This passage goes even further than that however as it tells us that God our Father, after He rescues us and pulls us out of the pit of sin will crown us with steadfast love and mercy. The word crown means to surround. God will surround us with His love, a love that will never change. A love that is constant, and He will also give us His mercy. The Bible says “He lavishes His love on us.” God is the loving Father, who does that for us as His children, and He did it through His work on the cross on our behalf. To God be the glory.

The Power of ALL

Psalm 103:3 – “Who forgives all your iniquity, who heals all your diseases.”

The psalmist tells us not to “forget the benefits of God,” and then he makes it abundantly clear that those benefits are amazing. They are rich and they are unattainable unless they come from God Himself. Here God begins to reveal to us what some of those benefits are.

He forgives all our sins, and our iniquities. All of the words of this verse are extremely important but there is one that stands out and it is the word all. God doesn’t do anything half heartedly or half way, whatever He does, He does fully. In fact it was said of Jesus, “He has done all things well.” This is no exception. He forgives “all of our sin”. He has done it well and He has left no stone unturned. John Owen said that we are only aware of about 10% of our sins, but in reality God is aware of all of them. He has looked in every corner and every crevice of our lives. He has turned over every stone, He knows us far better than we even know ourselves. He knows all of our sins and even beyond that when we turn to Him in repentance and faith we are told that He forgives all of our sins. Which means our slates are wiped cleaned and when God looks upon us, He sees us as 100% forgiven. It would be impossible to overstate the importance of this fact. We are forgiven of all of our sins, past, present and future by the grace of God. If we were not forgiven then we would be condemned. But Jesus came in to the world, “not to condemn the world but that the world through Him might be saved.” And that is exactly what happens when we turn to Him in repentance and faith. The benefits of God’s grace are amazing, they are mind blowing. Without His forgiveness we stand in condemnation on the road to hell, but with His grace we are saved, forgiven and being prepared to inherit the Kingdom of God.

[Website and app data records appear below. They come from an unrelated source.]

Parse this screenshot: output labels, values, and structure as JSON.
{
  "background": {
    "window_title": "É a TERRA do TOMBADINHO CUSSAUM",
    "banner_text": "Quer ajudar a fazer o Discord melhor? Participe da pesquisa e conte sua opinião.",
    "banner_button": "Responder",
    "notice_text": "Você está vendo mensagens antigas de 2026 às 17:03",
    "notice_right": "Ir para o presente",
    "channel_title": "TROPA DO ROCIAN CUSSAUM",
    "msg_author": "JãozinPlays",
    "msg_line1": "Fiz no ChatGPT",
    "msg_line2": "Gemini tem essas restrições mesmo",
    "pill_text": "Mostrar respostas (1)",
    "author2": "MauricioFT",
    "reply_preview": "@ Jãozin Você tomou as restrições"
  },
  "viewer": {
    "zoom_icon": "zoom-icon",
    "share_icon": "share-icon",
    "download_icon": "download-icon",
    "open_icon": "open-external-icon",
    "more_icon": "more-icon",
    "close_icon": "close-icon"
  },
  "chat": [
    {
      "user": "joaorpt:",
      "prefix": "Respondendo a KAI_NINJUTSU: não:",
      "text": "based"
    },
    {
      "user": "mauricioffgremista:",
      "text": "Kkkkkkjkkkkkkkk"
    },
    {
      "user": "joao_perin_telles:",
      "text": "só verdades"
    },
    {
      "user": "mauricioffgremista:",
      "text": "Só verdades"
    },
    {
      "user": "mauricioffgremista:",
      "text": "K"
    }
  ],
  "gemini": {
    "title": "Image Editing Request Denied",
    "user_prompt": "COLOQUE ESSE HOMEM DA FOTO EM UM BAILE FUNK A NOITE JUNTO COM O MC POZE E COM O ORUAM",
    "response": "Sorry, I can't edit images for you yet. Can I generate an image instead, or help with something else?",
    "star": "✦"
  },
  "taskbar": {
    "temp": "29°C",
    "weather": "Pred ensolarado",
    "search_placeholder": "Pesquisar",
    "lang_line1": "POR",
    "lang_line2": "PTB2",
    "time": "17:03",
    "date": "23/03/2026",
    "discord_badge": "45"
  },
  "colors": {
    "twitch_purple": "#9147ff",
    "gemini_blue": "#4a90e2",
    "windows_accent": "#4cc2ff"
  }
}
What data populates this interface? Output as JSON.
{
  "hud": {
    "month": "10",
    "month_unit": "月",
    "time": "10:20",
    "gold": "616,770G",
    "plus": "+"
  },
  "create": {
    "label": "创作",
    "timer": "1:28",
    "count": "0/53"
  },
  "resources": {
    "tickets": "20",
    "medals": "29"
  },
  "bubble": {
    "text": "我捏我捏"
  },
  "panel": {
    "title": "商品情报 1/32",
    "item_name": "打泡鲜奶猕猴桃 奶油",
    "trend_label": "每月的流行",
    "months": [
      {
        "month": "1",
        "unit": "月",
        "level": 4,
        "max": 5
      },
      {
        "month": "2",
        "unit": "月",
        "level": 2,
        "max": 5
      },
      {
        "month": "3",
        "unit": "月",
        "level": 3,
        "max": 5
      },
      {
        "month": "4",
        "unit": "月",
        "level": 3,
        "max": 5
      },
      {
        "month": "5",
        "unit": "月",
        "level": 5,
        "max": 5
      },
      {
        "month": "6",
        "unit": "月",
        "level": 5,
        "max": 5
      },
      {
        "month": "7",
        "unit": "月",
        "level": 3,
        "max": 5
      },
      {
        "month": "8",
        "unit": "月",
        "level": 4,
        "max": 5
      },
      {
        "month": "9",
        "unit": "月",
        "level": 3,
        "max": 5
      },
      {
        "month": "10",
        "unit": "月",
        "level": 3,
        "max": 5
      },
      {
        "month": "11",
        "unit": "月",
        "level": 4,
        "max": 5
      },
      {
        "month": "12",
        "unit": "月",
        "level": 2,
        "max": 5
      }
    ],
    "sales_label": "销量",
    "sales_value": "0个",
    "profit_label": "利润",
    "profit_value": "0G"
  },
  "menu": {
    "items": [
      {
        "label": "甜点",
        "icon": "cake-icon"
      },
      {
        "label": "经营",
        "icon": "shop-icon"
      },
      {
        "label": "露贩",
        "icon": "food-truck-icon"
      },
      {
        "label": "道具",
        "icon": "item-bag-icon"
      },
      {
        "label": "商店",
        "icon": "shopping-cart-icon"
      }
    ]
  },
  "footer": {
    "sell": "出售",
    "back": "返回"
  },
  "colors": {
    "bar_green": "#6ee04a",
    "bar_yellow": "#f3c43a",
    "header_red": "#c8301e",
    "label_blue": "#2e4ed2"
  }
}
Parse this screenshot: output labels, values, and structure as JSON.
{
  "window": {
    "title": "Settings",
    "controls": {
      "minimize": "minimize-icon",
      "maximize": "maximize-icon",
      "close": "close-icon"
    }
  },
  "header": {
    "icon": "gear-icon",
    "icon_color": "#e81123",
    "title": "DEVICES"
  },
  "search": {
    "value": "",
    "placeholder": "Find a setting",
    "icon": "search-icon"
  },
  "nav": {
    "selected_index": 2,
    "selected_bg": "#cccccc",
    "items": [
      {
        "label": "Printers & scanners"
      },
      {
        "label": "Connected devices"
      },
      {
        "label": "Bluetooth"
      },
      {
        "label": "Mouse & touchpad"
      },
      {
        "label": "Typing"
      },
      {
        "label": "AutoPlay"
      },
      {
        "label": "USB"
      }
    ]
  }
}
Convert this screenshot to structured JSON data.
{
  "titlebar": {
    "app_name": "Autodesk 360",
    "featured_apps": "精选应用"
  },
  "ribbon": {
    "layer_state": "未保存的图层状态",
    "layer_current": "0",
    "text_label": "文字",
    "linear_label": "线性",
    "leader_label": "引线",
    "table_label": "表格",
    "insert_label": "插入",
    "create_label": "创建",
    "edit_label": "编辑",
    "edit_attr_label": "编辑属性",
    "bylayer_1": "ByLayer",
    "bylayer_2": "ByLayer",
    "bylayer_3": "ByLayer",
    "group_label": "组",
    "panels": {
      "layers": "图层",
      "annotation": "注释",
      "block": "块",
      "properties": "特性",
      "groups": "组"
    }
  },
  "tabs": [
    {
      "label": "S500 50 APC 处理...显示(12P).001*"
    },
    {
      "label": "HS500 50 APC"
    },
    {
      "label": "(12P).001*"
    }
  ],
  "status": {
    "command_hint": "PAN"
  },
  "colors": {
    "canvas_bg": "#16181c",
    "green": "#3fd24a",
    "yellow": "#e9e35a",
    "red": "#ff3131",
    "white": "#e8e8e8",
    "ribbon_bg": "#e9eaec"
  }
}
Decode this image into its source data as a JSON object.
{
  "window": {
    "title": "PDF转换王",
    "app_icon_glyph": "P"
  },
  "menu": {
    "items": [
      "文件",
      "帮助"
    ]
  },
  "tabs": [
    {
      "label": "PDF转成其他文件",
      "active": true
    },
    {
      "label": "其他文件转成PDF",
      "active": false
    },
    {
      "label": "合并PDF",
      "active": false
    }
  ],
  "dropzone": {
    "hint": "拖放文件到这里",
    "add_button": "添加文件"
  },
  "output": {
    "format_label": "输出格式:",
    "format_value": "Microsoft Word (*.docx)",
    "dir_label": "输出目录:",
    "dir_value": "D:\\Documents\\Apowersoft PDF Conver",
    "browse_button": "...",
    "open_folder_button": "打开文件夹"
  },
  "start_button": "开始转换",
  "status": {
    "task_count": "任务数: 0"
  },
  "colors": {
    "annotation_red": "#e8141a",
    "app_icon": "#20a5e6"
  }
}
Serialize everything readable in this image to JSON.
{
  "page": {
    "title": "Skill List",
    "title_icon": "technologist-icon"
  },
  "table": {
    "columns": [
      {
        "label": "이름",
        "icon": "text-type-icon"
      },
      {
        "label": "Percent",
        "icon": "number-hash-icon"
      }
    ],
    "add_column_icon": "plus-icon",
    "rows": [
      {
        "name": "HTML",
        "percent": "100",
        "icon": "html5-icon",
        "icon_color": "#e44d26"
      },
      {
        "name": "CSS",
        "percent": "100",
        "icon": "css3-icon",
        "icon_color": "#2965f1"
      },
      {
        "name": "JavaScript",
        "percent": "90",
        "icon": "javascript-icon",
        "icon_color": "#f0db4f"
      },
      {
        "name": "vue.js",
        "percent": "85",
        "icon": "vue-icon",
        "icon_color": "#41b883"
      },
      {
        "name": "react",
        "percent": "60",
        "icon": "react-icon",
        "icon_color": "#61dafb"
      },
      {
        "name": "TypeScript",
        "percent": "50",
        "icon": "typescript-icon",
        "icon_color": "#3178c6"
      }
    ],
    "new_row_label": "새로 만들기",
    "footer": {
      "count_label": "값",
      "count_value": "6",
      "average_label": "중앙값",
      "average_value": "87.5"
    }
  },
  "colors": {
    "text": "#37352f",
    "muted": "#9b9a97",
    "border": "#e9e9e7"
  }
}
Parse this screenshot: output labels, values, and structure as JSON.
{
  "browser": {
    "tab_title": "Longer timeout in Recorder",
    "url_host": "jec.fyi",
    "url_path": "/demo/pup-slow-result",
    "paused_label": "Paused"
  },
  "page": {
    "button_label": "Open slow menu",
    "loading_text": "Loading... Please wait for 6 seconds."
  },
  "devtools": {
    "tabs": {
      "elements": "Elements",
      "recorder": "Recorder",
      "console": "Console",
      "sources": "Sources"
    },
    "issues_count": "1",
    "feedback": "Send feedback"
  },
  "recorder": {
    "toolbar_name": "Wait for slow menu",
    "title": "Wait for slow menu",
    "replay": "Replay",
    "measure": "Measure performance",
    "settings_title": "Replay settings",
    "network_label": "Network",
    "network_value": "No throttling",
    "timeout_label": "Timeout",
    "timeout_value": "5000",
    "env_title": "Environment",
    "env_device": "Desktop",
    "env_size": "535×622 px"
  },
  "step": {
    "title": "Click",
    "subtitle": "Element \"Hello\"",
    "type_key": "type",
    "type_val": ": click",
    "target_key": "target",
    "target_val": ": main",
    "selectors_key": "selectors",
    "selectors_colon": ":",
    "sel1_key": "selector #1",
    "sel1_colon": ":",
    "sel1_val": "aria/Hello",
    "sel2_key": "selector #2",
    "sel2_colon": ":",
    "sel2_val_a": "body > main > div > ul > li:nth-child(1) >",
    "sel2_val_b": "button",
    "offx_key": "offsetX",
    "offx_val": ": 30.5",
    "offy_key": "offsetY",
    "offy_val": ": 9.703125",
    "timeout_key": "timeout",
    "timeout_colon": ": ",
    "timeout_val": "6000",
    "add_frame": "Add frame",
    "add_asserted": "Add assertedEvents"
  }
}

His grace truly is amazing, through it we are forgiven of all of our sins, and through it we are healed of all of our diseases. This is a huge statement isn’t it? And in reality it could be a confusing statement, because when we look around we see people who are sick and who are struggling. Some of these people (maybe even us) are Christians, they are followers of Jesus, so when the psalmist says, “He heals all your diseases”, shouldn’t that include those people? The truth is it does. And yet all of us have seen disease (cancer, pneumonia, heart disease, or whatever else) come in and take away someone that we love and care about. So what about them, if God heals “all our diseases” why weren’t they healed? The truth of the matter is that they are. Right now they are healed, right now they are in a place where they are fully healed. Isaiah 25:8 tells us that one day “God will destroy death forever.” In other words death and disease and all of that will be destroyed, healing really will occur. Because of the grace of God death does not have the last word.

He really does “forgive us or ALL of our sins.” And He really does “heal us of ALL of our diseases.” Even the disease of death will one day be wiped. Jesus is victorious and we are “more than conquerors through Him we loved us.” To God be the glory!